▸ Work required
Please work out how many lines in the entries contain "based", then give that number with nothing added.

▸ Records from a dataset
──────────────────────────────

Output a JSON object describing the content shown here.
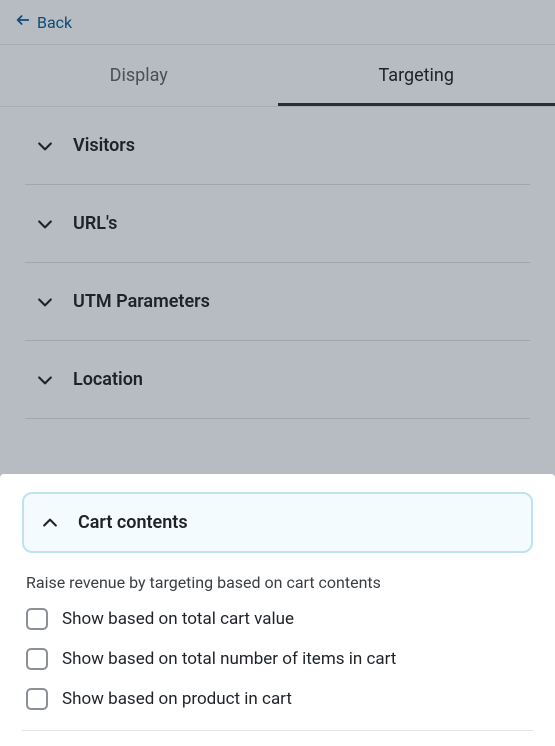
{
  "header": {
    "back_label": "Back"
  },
  "tabs": [
    {
      "label": "Display",
      "active": false
    },
    {
      "label": "Targeting",
      "active": true
    }
  ],
  "sections": [
    {
      "title": "Visitors",
      "expanded": false
    },
    {
      "title": "URL's",
      "expanded": false
    },
    {
      "title": "UTM Parameters",
      "expanded": false
    },
    {
      "title": "Location",
      "expanded": false
    }
  ],
  "expanded_section": {
    "title": "Cart contents",
    "description": "Raise revenue by targeting based on cart contents",
    "options": [
      {
        "label": "Show based on total cart value",
        "checked": false
      },
      {
        "label": "Show based on total number of items in cart",
        "checked": false
      },
      {
        "label": "Show based on product in cart",
        "checked": false
      }
    ]
  }
}
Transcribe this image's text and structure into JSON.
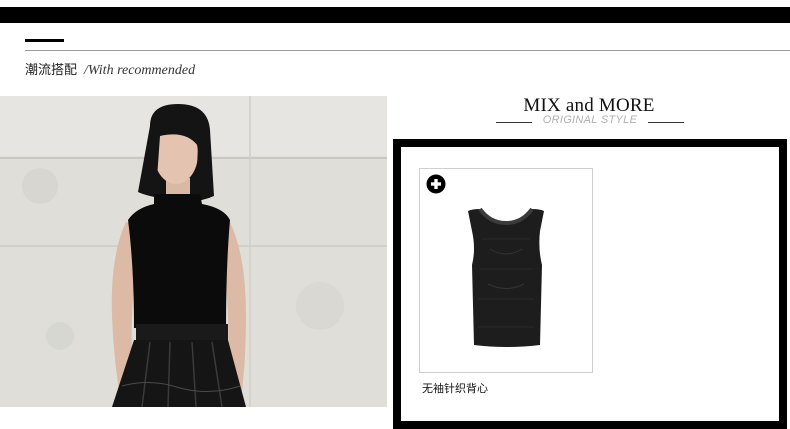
{
  "section": {
    "title_cn": "潮流搭配",
    "title_en": "/With recommended"
  },
  "mix": {
    "title": "MIX and MORE",
    "subtitle": "ORIGINAL STYLE"
  },
  "product": {
    "name": "无袖针织背心",
    "icon": "plus-circle-icon"
  },
  "photo": {
    "subject": "model-photo",
    "colors": {
      "background": "#dcdbd6",
      "garment": "#0b0b0b"
    }
  },
  "colors": {
    "accent": "#000000",
    "subtitle": "#b0b0b0",
    "rule": "#9a9a9a"
  }
}
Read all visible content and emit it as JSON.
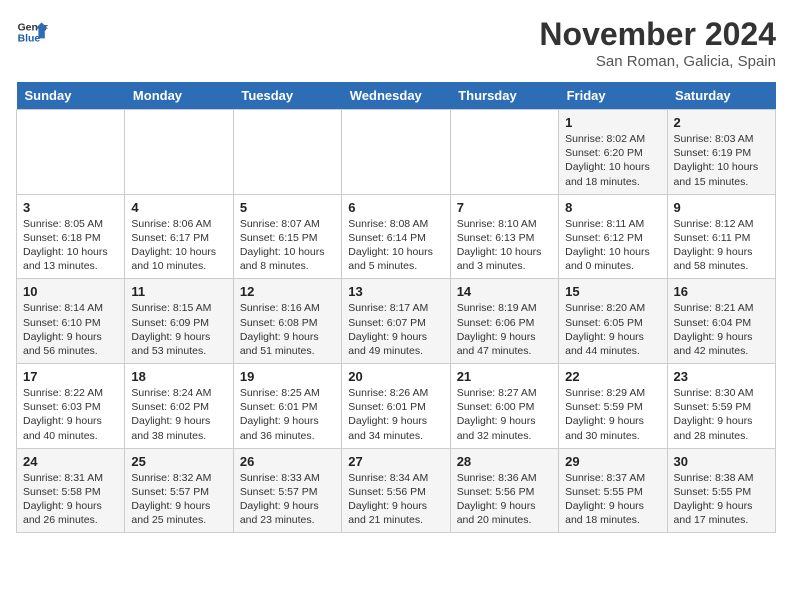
{
  "header": {
    "logo_general": "General",
    "logo_blue": "Blue",
    "month": "November 2024",
    "location": "San Roman, Galicia, Spain"
  },
  "days_of_week": [
    "Sunday",
    "Monday",
    "Tuesday",
    "Wednesday",
    "Thursday",
    "Friday",
    "Saturday"
  ],
  "weeks": [
    [
      {
        "day": "",
        "info": ""
      },
      {
        "day": "",
        "info": ""
      },
      {
        "day": "",
        "info": ""
      },
      {
        "day": "",
        "info": ""
      },
      {
        "day": "",
        "info": ""
      },
      {
        "day": "1",
        "info": "Sunrise: 8:02 AM\nSunset: 6:20 PM\nDaylight: 10 hours and 18 minutes."
      },
      {
        "day": "2",
        "info": "Sunrise: 8:03 AM\nSunset: 6:19 PM\nDaylight: 10 hours and 15 minutes."
      }
    ],
    [
      {
        "day": "3",
        "info": "Sunrise: 8:05 AM\nSunset: 6:18 PM\nDaylight: 10 hours and 13 minutes."
      },
      {
        "day": "4",
        "info": "Sunrise: 8:06 AM\nSunset: 6:17 PM\nDaylight: 10 hours and 10 minutes."
      },
      {
        "day": "5",
        "info": "Sunrise: 8:07 AM\nSunset: 6:15 PM\nDaylight: 10 hours and 8 minutes."
      },
      {
        "day": "6",
        "info": "Sunrise: 8:08 AM\nSunset: 6:14 PM\nDaylight: 10 hours and 5 minutes."
      },
      {
        "day": "7",
        "info": "Sunrise: 8:10 AM\nSunset: 6:13 PM\nDaylight: 10 hours and 3 minutes."
      },
      {
        "day": "8",
        "info": "Sunrise: 8:11 AM\nSunset: 6:12 PM\nDaylight: 10 hours and 0 minutes."
      },
      {
        "day": "9",
        "info": "Sunrise: 8:12 AM\nSunset: 6:11 PM\nDaylight: 9 hours and 58 minutes."
      }
    ],
    [
      {
        "day": "10",
        "info": "Sunrise: 8:14 AM\nSunset: 6:10 PM\nDaylight: 9 hours and 56 minutes."
      },
      {
        "day": "11",
        "info": "Sunrise: 8:15 AM\nSunset: 6:09 PM\nDaylight: 9 hours and 53 minutes."
      },
      {
        "day": "12",
        "info": "Sunrise: 8:16 AM\nSunset: 6:08 PM\nDaylight: 9 hours and 51 minutes."
      },
      {
        "day": "13",
        "info": "Sunrise: 8:17 AM\nSunset: 6:07 PM\nDaylight: 9 hours and 49 minutes."
      },
      {
        "day": "14",
        "info": "Sunrise: 8:19 AM\nSunset: 6:06 PM\nDaylight: 9 hours and 47 minutes."
      },
      {
        "day": "15",
        "info": "Sunrise: 8:20 AM\nSunset: 6:05 PM\nDaylight: 9 hours and 44 minutes."
      },
      {
        "day": "16",
        "info": "Sunrise: 8:21 AM\nSunset: 6:04 PM\nDaylight: 9 hours and 42 minutes."
      }
    ],
    [
      {
        "day": "17",
        "info": "Sunrise: 8:22 AM\nSunset: 6:03 PM\nDaylight: 9 hours and 40 minutes."
      },
      {
        "day": "18",
        "info": "Sunrise: 8:24 AM\nSunset: 6:02 PM\nDaylight: 9 hours and 38 minutes."
      },
      {
        "day": "19",
        "info": "Sunrise: 8:25 AM\nSunset: 6:01 PM\nDaylight: 9 hours and 36 minutes."
      },
      {
        "day": "20",
        "info": "Sunrise: 8:26 AM\nSunset: 6:01 PM\nDaylight: 9 hours and 34 minutes."
      },
      {
        "day": "21",
        "info": "Sunrise: 8:27 AM\nSunset: 6:00 PM\nDaylight: 9 hours and 32 minutes."
      },
      {
        "day": "22",
        "info": "Sunrise: 8:29 AM\nSunset: 5:59 PM\nDaylight: 9 hours and 30 minutes."
      },
      {
        "day": "23",
        "info": "Sunrise: 8:30 AM\nSunset: 5:59 PM\nDaylight: 9 hours and 28 minutes."
      }
    ],
    [
      {
        "day": "24",
        "info": "Sunrise: 8:31 AM\nSunset: 5:58 PM\nDaylight: 9 hours and 26 minutes."
      },
      {
        "day": "25",
        "info": "Sunrise: 8:32 AM\nSunset: 5:57 PM\nDaylight: 9 hours and 25 minutes."
      },
      {
        "day": "26",
        "info": "Sunrise: 8:33 AM\nSunset: 5:57 PM\nDaylight: 9 hours and 23 minutes."
      },
      {
        "day": "27",
        "info": "Sunrise: 8:34 AM\nSunset: 5:56 PM\nDaylight: 9 hours and 21 minutes."
      },
      {
        "day": "28",
        "info": "Sunrise: 8:36 AM\nSunset: 5:56 PM\nDaylight: 9 hours and 20 minutes."
      },
      {
        "day": "29",
        "info": "Sunrise: 8:37 AM\nSunset: 5:55 PM\nDaylight: 9 hours and 18 minutes."
      },
      {
        "day": "30",
        "info": "Sunrise: 8:38 AM\nSunset: 5:55 PM\nDaylight: 9 hours and 17 minutes."
      }
    ]
  ]
}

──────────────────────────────

▸ Solved problem
4